  6. This review appeared in my fb feed and is very timely since I am looking to replace my current gear. Thanks for writing such a comprehensive review. I will probably go with white since I live in Florida and it will match my Neotec which is the best helmet I have ever had. Anyway I noticed your boots in the review. What kind are they and can you walk normally in them? Thanks again for the great review.

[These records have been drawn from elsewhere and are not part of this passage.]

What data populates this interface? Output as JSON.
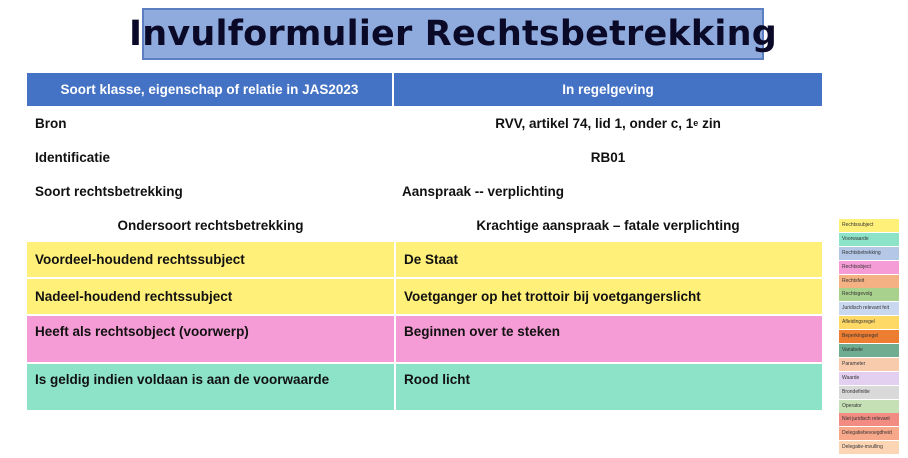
{
  "title": "Invulformulier Rechtsbetrekking",
  "table": {
    "header_left": "Soort klasse, eigenschap of relatie in JAS2023",
    "header_right": "In regelgeving",
    "rows": [
      {
        "left": "Bron",
        "right_main": "RVV, artikel 74, lid 1, onder c, 1",
        "right_sup": "e",
        "right_tail": " zin"
      },
      {
        "left": "Identificatie",
        "right": "RB01"
      },
      {
        "left": "Soort rechtsbetrekking",
        "right": "Aanspraak -- verplichting"
      },
      {
        "left": "Ondersoort rechtsbetrekking",
        "right": "Krachtige aanspraak – fatale verplichting"
      },
      {
        "left": "Voordeel-houdend rechtssubject",
        "right": "De Staat"
      },
      {
        "left": "Nadeel-houdend rechtssubject",
        "right": "Voetganger op het trottoir bij voetgangerslicht"
      },
      {
        "left": "Heeft als rechtsobject (voorwerp)",
        "right": "Beginnen over te steken"
      },
      {
        "left": "Is geldig indien voldaan is aan de voorwaarde",
        "right": "Rood licht"
      }
    ]
  },
  "colors": {
    "header": "#4472c4",
    "title_box": "#8faadc",
    "yellow": "#fff07a",
    "pink": "#f59bd5",
    "teal": "#8ce3c8"
  },
  "legend": [
    {
      "label": "Rechtssubject",
      "color": "#fff07a"
    },
    {
      "label": "Voorwaarde",
      "color": "#8ce3c8"
    },
    {
      "label": "Rechtsbetrekking",
      "color": "#b4c7e7"
    },
    {
      "label": "Rechtsobject",
      "color": "#f59bd5"
    },
    {
      "label": "Rechtsfeit",
      "color": "#f4b183"
    },
    {
      "label": "Rechtsgevolg",
      "color": "#a9d18e"
    },
    {
      "label": "Juridisch relevant feit",
      "color": "#c9d8ef"
    },
    {
      "label": "Afleidingsregel",
      "color": "#ffd966"
    },
    {
      "label": "Beperkingsregel",
      "color": "#ed7d31"
    },
    {
      "label": "Variabele",
      "color": "#70ad90"
    },
    {
      "label": "Parameter",
      "color": "#f8cbad"
    },
    {
      "label": "Waarde",
      "color": "#e3d0f0"
    },
    {
      "label": "Brondefinitie",
      "color": "#d9d9d9"
    },
    {
      "label": "Operator",
      "color": "#c5e0b4"
    },
    {
      "label": "Niet juridisch relevant",
      "color": "#f28b82"
    },
    {
      "label": "Delegatiebevoegdheid",
      "color": "#f8a88a"
    },
    {
      "label": "Delegatie-invulling",
      "color": "#fcd5b4"
    }
  ]
}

  7. I like Rocky MTN atv but sorry I bought theirARC waterproof shell coat and pants and both leaked like a sive from day 1 and the durability sucked. You get what you pay for and my klim gear takes a beating and performs excellent. If you have no choice go ahead but know you will be buying soon again down the road. As for protection, the suit cost means nothing compared to an ER bill. Quality and materials have to be sacrificed at that cost period.

    • Hey Mike. Are you talking about the A.R.C. Battle Born suit or a different jacket and pants from A.R.C.? Sorry to hear you had a bad experience either way. That definitely shouldn’t happen. Maybe you got a bad set. Did you try returning it for a refund or replacement? RMATVMC stands behind their gear and I’m sure they’ll do whatever they can to make it right.

  8. I just ordered a pair of thier pants from amazon. Looked at a lot of different sites and these looked like the best value for the money. After ordering, I did a Google search on the pants, and your ADV Pulse review was at the top of the list. Now I know where I saw them originally! I read your excellent all the time! Looking forward to getting them next week! Great review by the way.

  9. Great Review. I just purchased a complete set, the price is crazy good. I had to swap out my 38 inch waist for a 36 inch. The 38 waist was to big and bagging even though I wear a 38 jeans etc. Also I noticed the knee pads are non functional even in the highest position. If Rocky Mountain could redesign the knee pockets and move them further up they would have a 100% home run with this adventure suit. I am just going to remove the knee pads and use my slip on knee pads in there place. Overall this is a really great adv suit, well built for sure.


Chris Birch Crosses Panama Thru Unforgiving Jungle On The KTM 890R

Everytime we think we've seen it all from Chris Birch, he somehow seems to ta...

Mosko’s 'Dusty Lizard' Adventure Rally Takes On Joshua Tree

Nearly a year ago, the folks over at Mosko Moto started an all-new adventure ra...

Dunlop K950: Street-Legal Trials Tire For Technical Dual Sport Riding

I remember waking up from my tent early one morning years ago reali...